Thanks for the update.

Seems like you have a 4320 watts of panels and get 3.82 power hours a day so the best you could generate is 16.5 KWH. Is the 14 KWH average available at the AC outlets or is that the just what is produced by the panels? Why do I ask? :laughing: An article in Home Power magazine said that the power loss of solar was 40% so one would only get 60% of the power generated. That 40% loss seems VERY high to me. I still am surprised that one does not get more than N number of hours of power production a day. You are getting about 4 hours a day and I would get about 5 year round. Your numbers are showing that you do get the predicted 4 hours of power production per day.

Putting money aside, the big limitation for solar is the number of hours once can produce power, the need for power out side of the few hours where power production occurs, and how much power one gets at the AC outlets. An extra couple of hours of power production really makes a difference but there ain't much one can do about. :laughing: Batteries to store power are expensive an a long term expense that does not end. When I ran some quick numbers on a limited number of batteries to allow us to run our fridge, freezer, and well, the cost for solar really jumped.

Later,

Dan

See buckeyefarmer's post #21 here:

http://www.tractorbynet.com/forums/related-topics/253320-electric-knowledge-needed-please-3.html for an explanation of what/how gets to the AC outlets in your home.

The 3.82 number you referenced as "power hours" is the annual average amount of energy, expressed in kwh, that strikes a square meter of surface area. This is the "insolation" value the pv panels convert to power--at very low efficiency rates.

The "derate" factor (top area of chart I posted) of .77, is the efficiency loss

** within** the system, beginning with the power actually produced by the pv panels. For every watt generated, .77 watts comes out the other end. I did not attempt to refine the default derate factor of .77 in my modeling--beyond my paygrade

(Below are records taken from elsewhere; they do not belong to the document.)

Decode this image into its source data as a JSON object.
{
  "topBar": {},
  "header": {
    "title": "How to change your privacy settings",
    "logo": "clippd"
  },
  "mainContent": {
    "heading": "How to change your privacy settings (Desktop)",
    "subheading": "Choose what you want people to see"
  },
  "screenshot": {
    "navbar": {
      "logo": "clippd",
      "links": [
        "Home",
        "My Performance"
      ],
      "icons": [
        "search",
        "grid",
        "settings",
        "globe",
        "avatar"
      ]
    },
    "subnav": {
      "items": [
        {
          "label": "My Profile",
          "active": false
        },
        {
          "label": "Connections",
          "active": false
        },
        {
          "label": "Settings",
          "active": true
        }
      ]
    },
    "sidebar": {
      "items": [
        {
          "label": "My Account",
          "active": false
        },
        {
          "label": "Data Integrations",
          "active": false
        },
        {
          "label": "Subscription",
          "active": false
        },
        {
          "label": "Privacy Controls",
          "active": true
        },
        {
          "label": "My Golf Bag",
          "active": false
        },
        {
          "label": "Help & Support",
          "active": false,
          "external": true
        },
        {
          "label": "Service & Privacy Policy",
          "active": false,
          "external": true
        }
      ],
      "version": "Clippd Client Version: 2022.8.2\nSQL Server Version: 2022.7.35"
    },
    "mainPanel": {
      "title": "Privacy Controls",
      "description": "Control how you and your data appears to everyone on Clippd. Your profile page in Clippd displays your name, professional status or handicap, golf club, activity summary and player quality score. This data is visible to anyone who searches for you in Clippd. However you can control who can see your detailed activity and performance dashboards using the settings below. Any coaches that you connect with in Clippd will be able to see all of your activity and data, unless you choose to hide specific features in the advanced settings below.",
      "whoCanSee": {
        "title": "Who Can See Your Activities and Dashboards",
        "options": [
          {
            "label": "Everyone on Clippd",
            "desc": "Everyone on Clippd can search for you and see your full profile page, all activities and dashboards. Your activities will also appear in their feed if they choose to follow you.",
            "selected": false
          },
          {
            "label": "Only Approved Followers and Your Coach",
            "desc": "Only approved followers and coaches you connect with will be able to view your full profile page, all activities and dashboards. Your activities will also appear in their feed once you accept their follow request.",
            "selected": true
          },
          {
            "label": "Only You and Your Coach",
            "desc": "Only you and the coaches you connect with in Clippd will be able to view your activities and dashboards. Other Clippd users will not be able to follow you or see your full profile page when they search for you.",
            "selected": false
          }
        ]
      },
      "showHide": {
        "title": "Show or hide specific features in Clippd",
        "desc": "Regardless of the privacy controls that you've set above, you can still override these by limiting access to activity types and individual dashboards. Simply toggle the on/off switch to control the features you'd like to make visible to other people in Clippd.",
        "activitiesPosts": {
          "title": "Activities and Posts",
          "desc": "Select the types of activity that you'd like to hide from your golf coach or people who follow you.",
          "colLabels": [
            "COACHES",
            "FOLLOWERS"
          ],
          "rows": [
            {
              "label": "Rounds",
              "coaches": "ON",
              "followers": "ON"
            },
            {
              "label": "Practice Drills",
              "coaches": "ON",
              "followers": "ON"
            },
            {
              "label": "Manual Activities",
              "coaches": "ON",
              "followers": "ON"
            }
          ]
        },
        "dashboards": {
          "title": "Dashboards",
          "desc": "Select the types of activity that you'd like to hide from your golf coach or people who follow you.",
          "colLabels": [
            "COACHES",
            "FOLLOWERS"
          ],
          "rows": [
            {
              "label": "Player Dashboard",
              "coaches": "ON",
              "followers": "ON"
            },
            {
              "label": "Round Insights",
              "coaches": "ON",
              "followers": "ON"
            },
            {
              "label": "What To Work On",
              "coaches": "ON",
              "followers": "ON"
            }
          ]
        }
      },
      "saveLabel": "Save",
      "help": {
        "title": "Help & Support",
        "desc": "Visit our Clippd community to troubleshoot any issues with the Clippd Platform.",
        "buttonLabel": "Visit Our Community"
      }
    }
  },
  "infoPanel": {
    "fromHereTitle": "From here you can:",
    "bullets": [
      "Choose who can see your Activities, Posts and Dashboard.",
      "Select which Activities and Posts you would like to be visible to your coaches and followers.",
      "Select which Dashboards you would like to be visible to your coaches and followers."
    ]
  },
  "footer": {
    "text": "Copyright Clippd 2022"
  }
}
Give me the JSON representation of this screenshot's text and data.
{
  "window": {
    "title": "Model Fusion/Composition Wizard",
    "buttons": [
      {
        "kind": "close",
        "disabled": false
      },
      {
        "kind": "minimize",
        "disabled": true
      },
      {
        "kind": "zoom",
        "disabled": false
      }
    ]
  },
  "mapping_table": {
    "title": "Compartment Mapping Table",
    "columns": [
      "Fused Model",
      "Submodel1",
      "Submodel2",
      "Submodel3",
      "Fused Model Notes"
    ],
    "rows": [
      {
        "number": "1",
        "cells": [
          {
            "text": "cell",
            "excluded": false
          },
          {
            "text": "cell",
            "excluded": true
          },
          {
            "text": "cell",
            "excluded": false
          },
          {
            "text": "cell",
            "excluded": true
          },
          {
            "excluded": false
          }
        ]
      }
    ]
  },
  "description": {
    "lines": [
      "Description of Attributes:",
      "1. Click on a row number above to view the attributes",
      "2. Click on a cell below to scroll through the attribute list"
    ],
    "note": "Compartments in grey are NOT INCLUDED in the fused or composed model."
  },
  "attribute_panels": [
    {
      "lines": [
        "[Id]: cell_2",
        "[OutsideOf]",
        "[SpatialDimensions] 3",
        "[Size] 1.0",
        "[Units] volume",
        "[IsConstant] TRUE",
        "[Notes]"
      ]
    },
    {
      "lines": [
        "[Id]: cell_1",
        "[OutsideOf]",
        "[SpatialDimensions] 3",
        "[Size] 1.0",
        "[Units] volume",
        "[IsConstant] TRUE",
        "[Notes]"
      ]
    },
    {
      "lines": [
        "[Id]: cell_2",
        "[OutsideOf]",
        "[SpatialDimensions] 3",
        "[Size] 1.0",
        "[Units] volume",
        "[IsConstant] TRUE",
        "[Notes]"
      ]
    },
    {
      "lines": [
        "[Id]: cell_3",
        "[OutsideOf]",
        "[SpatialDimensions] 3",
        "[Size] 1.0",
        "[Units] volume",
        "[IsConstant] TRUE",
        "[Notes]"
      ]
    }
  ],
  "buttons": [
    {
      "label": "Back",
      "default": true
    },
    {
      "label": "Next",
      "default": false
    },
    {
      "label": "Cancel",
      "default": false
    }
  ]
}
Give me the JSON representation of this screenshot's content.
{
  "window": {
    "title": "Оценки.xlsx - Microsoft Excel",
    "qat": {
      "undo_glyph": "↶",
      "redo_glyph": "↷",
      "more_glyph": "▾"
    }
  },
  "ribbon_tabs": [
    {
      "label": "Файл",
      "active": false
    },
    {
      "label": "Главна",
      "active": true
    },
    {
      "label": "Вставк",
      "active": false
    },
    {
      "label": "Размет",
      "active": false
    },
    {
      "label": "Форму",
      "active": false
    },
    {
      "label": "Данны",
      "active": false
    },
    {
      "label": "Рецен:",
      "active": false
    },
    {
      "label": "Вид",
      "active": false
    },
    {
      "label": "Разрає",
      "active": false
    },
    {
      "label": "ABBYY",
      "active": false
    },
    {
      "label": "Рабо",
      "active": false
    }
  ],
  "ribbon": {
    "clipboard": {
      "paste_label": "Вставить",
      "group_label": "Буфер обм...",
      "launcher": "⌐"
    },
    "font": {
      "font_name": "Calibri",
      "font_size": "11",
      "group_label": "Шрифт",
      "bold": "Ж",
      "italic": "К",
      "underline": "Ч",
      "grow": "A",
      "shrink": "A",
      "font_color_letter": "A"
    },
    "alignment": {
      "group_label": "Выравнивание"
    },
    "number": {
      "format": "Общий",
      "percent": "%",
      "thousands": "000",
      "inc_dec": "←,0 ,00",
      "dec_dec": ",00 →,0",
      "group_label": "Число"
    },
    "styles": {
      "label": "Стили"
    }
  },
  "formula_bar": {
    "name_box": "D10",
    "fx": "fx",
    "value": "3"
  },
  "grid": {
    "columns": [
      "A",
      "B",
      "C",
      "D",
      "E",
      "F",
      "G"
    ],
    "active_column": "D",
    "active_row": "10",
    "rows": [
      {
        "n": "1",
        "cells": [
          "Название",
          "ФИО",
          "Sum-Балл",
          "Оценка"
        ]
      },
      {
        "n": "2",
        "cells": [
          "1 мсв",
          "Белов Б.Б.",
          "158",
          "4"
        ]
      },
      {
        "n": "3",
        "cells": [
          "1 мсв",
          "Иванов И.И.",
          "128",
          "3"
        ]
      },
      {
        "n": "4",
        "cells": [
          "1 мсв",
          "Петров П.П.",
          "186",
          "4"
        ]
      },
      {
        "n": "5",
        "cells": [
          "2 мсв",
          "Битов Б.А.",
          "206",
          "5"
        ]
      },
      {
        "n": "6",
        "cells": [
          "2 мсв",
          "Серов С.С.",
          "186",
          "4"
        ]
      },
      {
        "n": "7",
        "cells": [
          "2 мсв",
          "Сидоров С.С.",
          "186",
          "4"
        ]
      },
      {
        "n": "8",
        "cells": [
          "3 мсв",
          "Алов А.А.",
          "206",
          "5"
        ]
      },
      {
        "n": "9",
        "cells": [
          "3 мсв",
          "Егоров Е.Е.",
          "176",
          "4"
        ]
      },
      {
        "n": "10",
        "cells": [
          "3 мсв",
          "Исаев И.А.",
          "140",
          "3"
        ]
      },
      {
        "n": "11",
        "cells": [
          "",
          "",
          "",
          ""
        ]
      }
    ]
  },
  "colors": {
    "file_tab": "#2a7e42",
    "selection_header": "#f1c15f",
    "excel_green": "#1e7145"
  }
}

.

The amount of power actually produced by the array varies from about 50 watts to 2900 watts during the course of a sunny day. The inverter is designed to wait for its "strike" voltage of 235 vdc coming from the pv array. When that is reached early in the morning, it loads the array down to 200 vdc and starts inverting whatever wattage is present to AC and sending it to the service panel buss bars. The inverter itself claims to have an efficiency greater than 90 percent.

The "AC Energy(kWh)" column (4447 KWH annual total) is the expected power available to use from an array rated at 4.32 kW-- as installed at my location accounting for average weather patterns and daylight hours available, and the angle the panels are mounted at (72 degrees in my case).

The number (4.32 kw) comes from having 18 panels times 240W each = 4,320 watts. It is the nominal power the panels will produce under perfect conditions in a testing lab. If the panels did that for one hour, then you would have 4,320 watt-hours or 4.32 kwh.